152,000 SF

Services Provided

Construction Administration, Electrical, Fire Protection/Detection, Mechanical, Audio/Visual, Security, LEED, Sustainability/Energy

Client Comments

"KJWW worked with us on the new LEED Platinum College of Business building at the University of Illinois. It was an ambitious design, especially in regard to sustainable design. From the beginning, you were willing partners in considering alternative system strategies and worked hard to educate the owner. You invested considerable extra effort beyond the original scope, and I appreciate your effort; we could not have achieved all that we did without you!"

Rafael Pelli, Partner Pelli Clarke Pelli Architects

New College of Business - LEED Plantinum

The University of Illinois’ new College of Business (Business Instructional Facility – BIF) was among the first certified LEED Platinum facilities at a public university in the U.S. The facility’s high-performance building design reduces energy consumption by 48% compared to ASHRAE 90.1-2004, saving the University more than $300,000 per year in utility costs.  The building exceeded the University’s project goal, and now campus standard of LEED Gold, and became the first LEED Platinum building on campus.

Completed in May 2008, the 152,000-SF new facility accommodates 8 high-tech classrooms, career development and academic counseling centers, student program offices, a commons area with café, a recruitment suite with executive meeting rooms, dining room and catering kitchen, 20 interviewing rooms, a 300-seat auditorium, a laboratory that simulates real-time market trading, and space for students to meet and study. Designed by world-renowned architect, Cesar Pelli, the U-shaped structure offers a bright, airy commons area and a spacious, south-facing courtyard. The “heart” of the building is an expansive atrium area that provides space for students to study and interact with each other, as well as host alumni and student events and corporate receptions.
To achieve the University’s sustainability goal, extensive collaboration among the design team occurred early in Concept Planning Phase, resulting in vast computer modeling and life-cycle cost analysis of the building’s orientation, layout, building envelope, and infrastructure systems to optimize the building’s performance.  Low maintenance and low operating costs, as well as flexibility and maintainability, were considered in all designs. Designs included:

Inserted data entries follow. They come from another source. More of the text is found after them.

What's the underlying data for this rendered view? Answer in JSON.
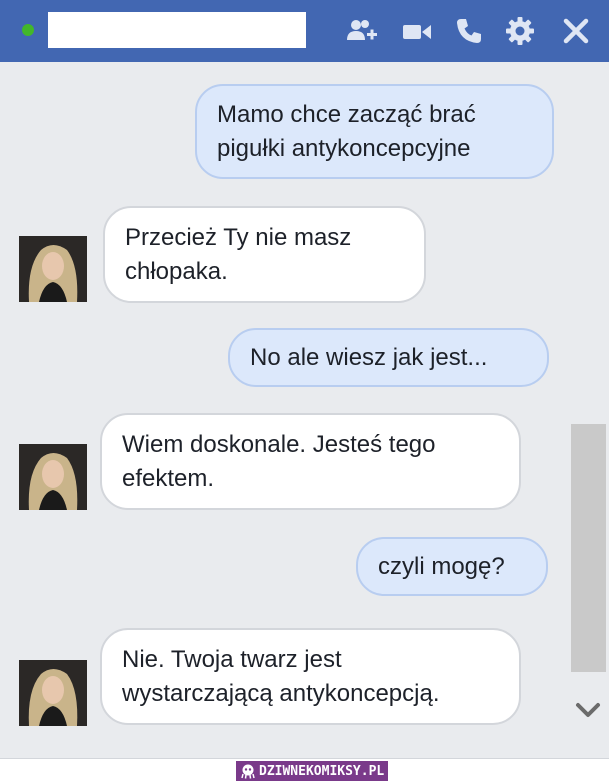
{
  "header": {
    "contact_name": "",
    "icons": [
      "add-person-icon",
      "video-camera-icon",
      "phone-icon",
      "gear-icon",
      "close-icon"
    ],
    "accent_color": "#4267b2",
    "online_color": "#42b72a"
  },
  "messages": [
    {
      "from": "me",
      "lines": [
        "Mamo chce zacząć brać",
        "pigułki antykoncepcyjne"
      ]
    },
    {
      "from": "them",
      "lines": [
        "Przecież Ty nie masz",
        "chłopaka."
      ]
    },
    {
      "from": "me",
      "lines": [
        "No ale wiesz jak jest..."
      ]
    },
    {
      "from": "them",
      "lines": [
        "Wiem doskonale. Jesteś tego",
        "efektem."
      ]
    },
    {
      "from": "me",
      "lines": [
        "czyli mogę?"
      ]
    },
    {
      "from": "them",
      "lines": [
        "Nie. Twoja twarz jest",
        "wystarczającą antykoncepcją."
      ]
    }
  ],
  "watermark": {
    "text": "DZIWNEKOMIKSY.PL",
    "icon": "octopus-icon"
  }
}
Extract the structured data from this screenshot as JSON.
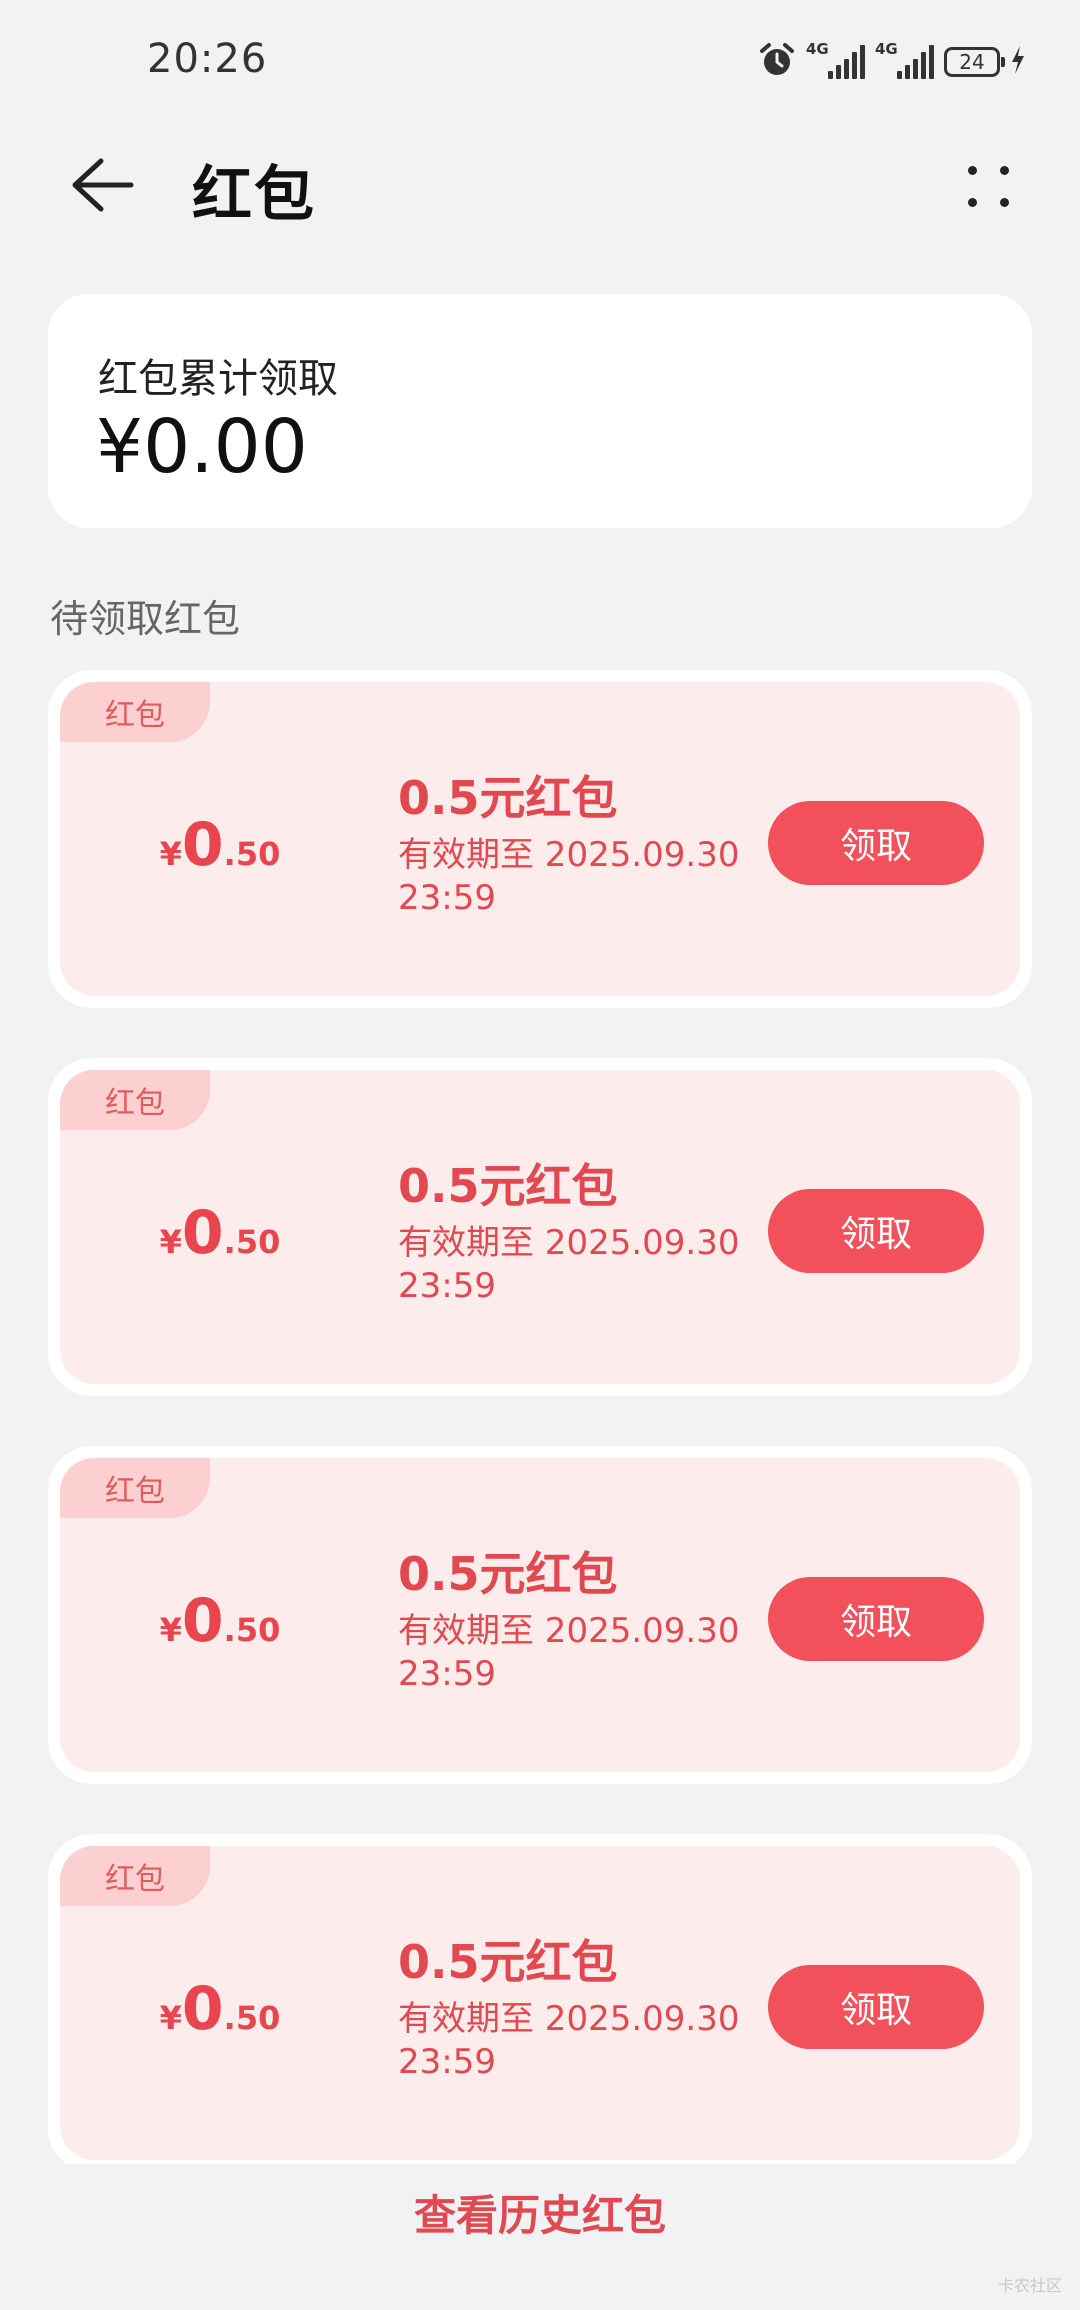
{
  "status_bar": {
    "time": "20:26",
    "network_1": "4G",
    "network_2": "4G",
    "battery": "24"
  },
  "header": {
    "title": "红包"
  },
  "summary": {
    "label": "红包累计领取",
    "amount": "¥0.00"
  },
  "section": {
    "title": "待领取红包"
  },
  "packets": [
    {
      "tag": "红包",
      "currency": "¥",
      "amount_int": "0",
      "amount_dec": ".50",
      "title": "0.5元红包",
      "validity": "有效期至 2025.09.30 23:59",
      "button": "领取"
    },
    {
      "tag": "红包",
      "currency": "¥",
      "amount_int": "0",
      "amount_dec": ".50",
      "title": "0.5元红包",
      "validity": "有效期至 2025.09.30 23:59",
      "button": "领取"
    },
    {
      "tag": "红包",
      "currency": "¥",
      "amount_int": "0",
      "amount_dec": ".50",
      "title": "0.5元红包",
      "validity": "有效期至 2025.09.30 23:59",
      "button": "领取"
    },
    {
      "tag": "红包",
      "currency": "¥",
      "amount_int": "0",
      "amount_dec": ".50",
      "title": "0.5元红包",
      "validity": "有效期至 2025.09.30 23:59",
      "button": "领取"
    }
  ],
  "footer": {
    "history_link": "查看历史红包",
    "watermark": "卡农社区"
  },
  "colors": {
    "accent": "#f2505a",
    "accent_text": "#e2484f",
    "card_bg": "#fcecec",
    "tag_bg": "#fcd0d0",
    "page_bg": "#f1f2f4"
  }
}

  • 4,000 SF of roof-top photovoltaic panels to convert solar energy into clean and renewable electricity, producing approximately 8% of the building’s total electricity demand.  
  • A green roof that reduces rainwater run-off into the drainage system.
  • Low-energy-use building design reduces power consumption and cooling power from the campus chiller. Zero use of CFC refrigerants reduces ozone depletion.
  • Displacement ventilation (DV) system which moves warm and cool air through the building more efficiently than a traditional forced-air system and improves air quality.  With increased ventilation effectiveness, the DV System provides incredible energy efficiency.
  • Photo sensors on lights to reduce energy consumption as outside light enters a room. 
  • Motion sensors turn lights off in unoccupied rooms reducing power consumption.
  • Low-volume shower heads, toilets, and faucets reduce water consumption.
  • Carbon dioxide monitoring to help sustain long-term occupant comfort and well-being while saving energy.

The building’s tight urban site at the heart of the campus made site utility connections and construction challenging. It also limited applications for wind turbines and geothermal bore fields, which were evaluated, due to height restrictions and land access. BIM was used by all members of the project team.